The hackers, believed to be based in the Chinese province of Guangdong, are thought to have stolen U.S. military secrets, including aviation specifications and flight-planning software.
The U.S. government has coined the term "Titan Rain" to describe the hackers.
"From the Redstone Arsenal, home to the Army Aviation and Missile Command, the attackers grabbed specs for the aviation mission-planning system for Army helicopters, as well as Falconview 3.2, the flight-planning software used by the Army and Air Force," Alan Paller, the director of the SANS Institute, said on Tuesday.

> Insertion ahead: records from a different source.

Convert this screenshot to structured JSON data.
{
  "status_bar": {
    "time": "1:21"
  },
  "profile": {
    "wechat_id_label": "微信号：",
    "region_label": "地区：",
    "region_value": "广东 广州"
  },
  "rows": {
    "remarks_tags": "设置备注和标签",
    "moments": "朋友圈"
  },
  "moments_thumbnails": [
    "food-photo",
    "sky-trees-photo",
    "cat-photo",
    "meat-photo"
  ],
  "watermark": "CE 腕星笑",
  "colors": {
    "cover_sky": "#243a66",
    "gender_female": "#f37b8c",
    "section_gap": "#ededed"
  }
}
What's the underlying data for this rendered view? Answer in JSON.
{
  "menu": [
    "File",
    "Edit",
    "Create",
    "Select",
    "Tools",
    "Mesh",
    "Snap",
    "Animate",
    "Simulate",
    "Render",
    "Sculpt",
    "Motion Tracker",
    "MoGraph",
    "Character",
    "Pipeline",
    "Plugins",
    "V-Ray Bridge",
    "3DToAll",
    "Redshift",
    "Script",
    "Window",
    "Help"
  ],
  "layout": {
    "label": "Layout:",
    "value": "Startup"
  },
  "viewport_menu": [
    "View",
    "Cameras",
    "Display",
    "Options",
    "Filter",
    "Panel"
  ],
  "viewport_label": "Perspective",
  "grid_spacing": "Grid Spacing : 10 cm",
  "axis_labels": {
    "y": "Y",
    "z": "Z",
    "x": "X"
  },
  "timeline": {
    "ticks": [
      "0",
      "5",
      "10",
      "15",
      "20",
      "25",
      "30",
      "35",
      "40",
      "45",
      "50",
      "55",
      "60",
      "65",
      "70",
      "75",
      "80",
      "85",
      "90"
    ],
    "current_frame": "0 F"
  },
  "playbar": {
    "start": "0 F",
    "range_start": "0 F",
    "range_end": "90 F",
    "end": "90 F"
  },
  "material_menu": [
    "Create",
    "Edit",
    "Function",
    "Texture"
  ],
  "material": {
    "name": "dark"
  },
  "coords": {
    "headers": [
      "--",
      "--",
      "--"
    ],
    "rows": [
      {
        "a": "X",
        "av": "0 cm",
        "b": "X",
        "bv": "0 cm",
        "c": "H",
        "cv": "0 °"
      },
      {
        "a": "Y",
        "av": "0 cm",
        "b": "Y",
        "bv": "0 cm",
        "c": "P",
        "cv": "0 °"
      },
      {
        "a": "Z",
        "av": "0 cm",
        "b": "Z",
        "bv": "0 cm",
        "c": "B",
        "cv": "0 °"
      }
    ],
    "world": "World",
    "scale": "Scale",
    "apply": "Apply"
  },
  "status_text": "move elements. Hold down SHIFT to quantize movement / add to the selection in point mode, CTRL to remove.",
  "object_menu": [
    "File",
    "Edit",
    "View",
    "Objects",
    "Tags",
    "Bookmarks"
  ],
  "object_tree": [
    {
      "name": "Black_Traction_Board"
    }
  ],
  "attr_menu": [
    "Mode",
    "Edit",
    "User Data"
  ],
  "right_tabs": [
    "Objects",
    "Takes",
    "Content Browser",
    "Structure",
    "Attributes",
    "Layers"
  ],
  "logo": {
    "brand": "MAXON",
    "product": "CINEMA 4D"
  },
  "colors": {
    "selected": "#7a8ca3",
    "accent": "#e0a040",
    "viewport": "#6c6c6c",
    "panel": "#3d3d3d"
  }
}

The team is thought to consist of 20 hackers. Paller said that the Chinese government is the most likely recipient of the information they intercepted.
"Of course, it's the government. Governments will pay anything for control of other governments' computers. All governments will pay anything. It's so much better than tapping a phone," Paller said at an event at the British Department of Trade and Industry.
Titan Rain first came to public attention this summer, when the Washington Post reported that Web sites in China were being used to target computer networks in the Defense Department and other U.S. agencies.
Time magazine later reported that Titan Rain had been counter-hacked by a U.S. security expert called Shawn Carpenter.
The ongoing attacks were particularly effective on the night of Nov. 1, 2004, said Paller, who outlined his version of how the hackers first scanned, then broke into, U.S. government computers:
At 10:23 p.m. PST, the Titan Rain hackers exploited vulnerabilities at the U.S. Army Information Systems Engineering Command at Fort Huachuca, Ariz.
At 1:19 a.m., they exploited the same hole in computers at the Defense Information Systems Agency in Arlington, Va.
At 3:25 a.m., they hit the Naval Ocean Systems Center, a Defense Department installation in San Diego, Calif.
At 4:46 a.m., they struck the U.S. Army Space and Strategic Defense installation in Huntsville, Ala.
The United Kingdom is also, according to National Infrastructure Security Co-ordination Centre. The government body cannot name the countries concerned as this may "ruin diplomatic efforts to halt the attacks," NISCC director Roger Cummings said Tuesday.
Tom Espiner of ZDNet UK reported from London.